▸ AIM OF THE EXERCISE
Pictures aside, return every line below exactly as written.

(Stored items)
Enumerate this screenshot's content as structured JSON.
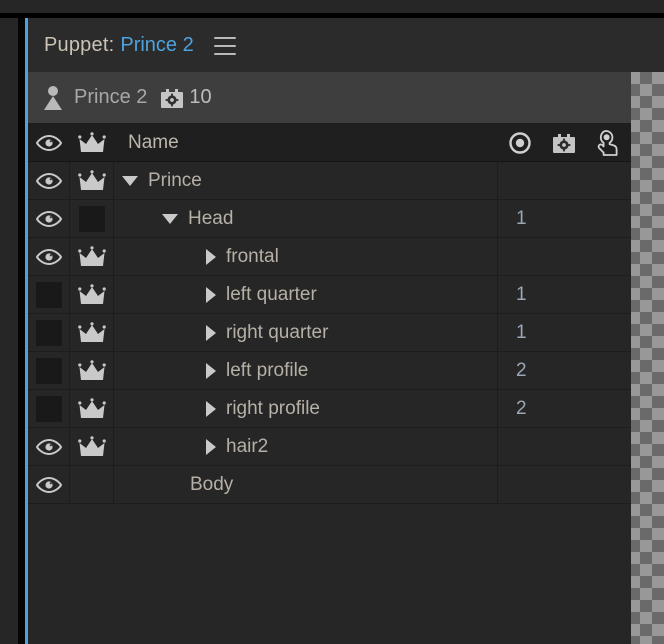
{
  "window": {
    "title_label": "Puppet:",
    "title_value": "Prince 2",
    "menu_icon": "hamburger-menu-icon",
    "accent_color": "#4da3dd"
  },
  "breadcrumb": {
    "puppet_icon": "puppet-person-icon",
    "puppet_name": "Prince 2",
    "behavior_icon": "behavior-gear-box-icon",
    "behavior_count": "10"
  },
  "table": {
    "columns": {
      "visibility_icon": "eye-icon",
      "crown_icon": "crown-icon",
      "name": "Name",
      "origin_icon": "target-origin-icon",
      "behaviors_icon": "behavior-gear-box-icon",
      "triggers_icon": "pointing-hand-icon"
    },
    "rows": [
      {
        "name": "Prince",
        "indent": 0,
        "disclosure": "down",
        "visible": true,
        "crown": "on",
        "value": ""
      },
      {
        "name": "Head",
        "indent": 1,
        "disclosure": "down",
        "visible": true,
        "crown": "off",
        "value": "1"
      },
      {
        "name": "frontal",
        "indent": 2,
        "disclosure": "right",
        "visible": true,
        "crown": "on",
        "value": ""
      },
      {
        "name": "left quarter",
        "indent": 2,
        "disclosure": "right",
        "visible": false,
        "crown": "on",
        "value": "1"
      },
      {
        "name": "right quarter",
        "indent": 2,
        "disclosure": "right",
        "visible": false,
        "crown": "on",
        "value": "1"
      },
      {
        "name": "left profile",
        "indent": 2,
        "disclosure": "right",
        "visible": false,
        "crown": "on",
        "value": "2"
      },
      {
        "name": "right profile",
        "indent": 2,
        "disclosure": "right",
        "visible": false,
        "crown": "on",
        "value": "2"
      },
      {
        "name": "hair2",
        "indent": 2,
        "disclosure": "right",
        "visible": true,
        "crown": "on",
        "value": ""
      },
      {
        "name": "Body",
        "indent": 1,
        "disclosure": "none",
        "visible": true,
        "crown": "none",
        "value": ""
      }
    ]
  }
}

▸ FINISHED TASK
Enumerate this screenshot's content as structured JSON.
{
  "window": {
    "title_label": "Puppet:",
    "title_value": "Prince 2",
    "menu_icon": "hamburger-menu-icon",
    "accent_color": "#4da3dd"
  },
  "breadcrumb": {
    "puppet_icon": "puppet-person-icon",
    "puppet_name": "Prince 2",
    "behavior_icon": "behavior-gear-box-icon",
    "behavior_count": "10"
  },
  "table": {
    "columns": {
      "visibility_icon": "eye-icon",
      "crown_icon": "crown-icon",
      "name": "Name",
      "origin_icon": "target-origin-icon",
      "behaviors_icon": "behavior-gear-box-icon",
      "triggers_icon": "pointing-hand-icon"
    },
    "rows": [
      {
        "name": "Prince",
        "indent": 0,
        "disclosure": "down",
        "visible": true,
        "crown": "on",
        "value": ""
      },
      {
        "name": "Head",
        "indent": 1,
        "disclosure": "down",
        "visible": true,
        "crown": "off",
        "value": "1"
      },
      {
        "name": "frontal",
        "indent": 2,
        "disclosure": "right",
        "visible": true,
        "crown": "on",
        "value": ""
      },
      {
        "name": "left quarter",
        "indent": 2,
        "disclosure": "right",
        "visible": false,
        "crown": "on",
        "value": "1"
      },
      {
        "name": "right quarter",
        "indent": 2,
        "disclosure": "right",
        "visible": false,
        "crown": "on",
        "value": "1"
      },
      {
        "name": "left profile",
        "indent": 2,
        "disclosure": "right",
        "visible": false,
        "crown": "on",
        "value": "2"
      },
      {
        "name": "right profile",
        "indent": 2,
        "disclosure": "right",
        "visible": false,
        "crown": "on",
        "value": "2"
      },
      {
        "name": "hair2",
        "indent": 2,
        "disclosure": "right",
        "visible": true,
        "crown": "on",
        "value": ""
      },
      {
        "name": "Body",
        "indent": 1,
        "disclosure": "none",
        "visible": true,
        "crown": "none",
        "value": ""
      }
    ]
  }
}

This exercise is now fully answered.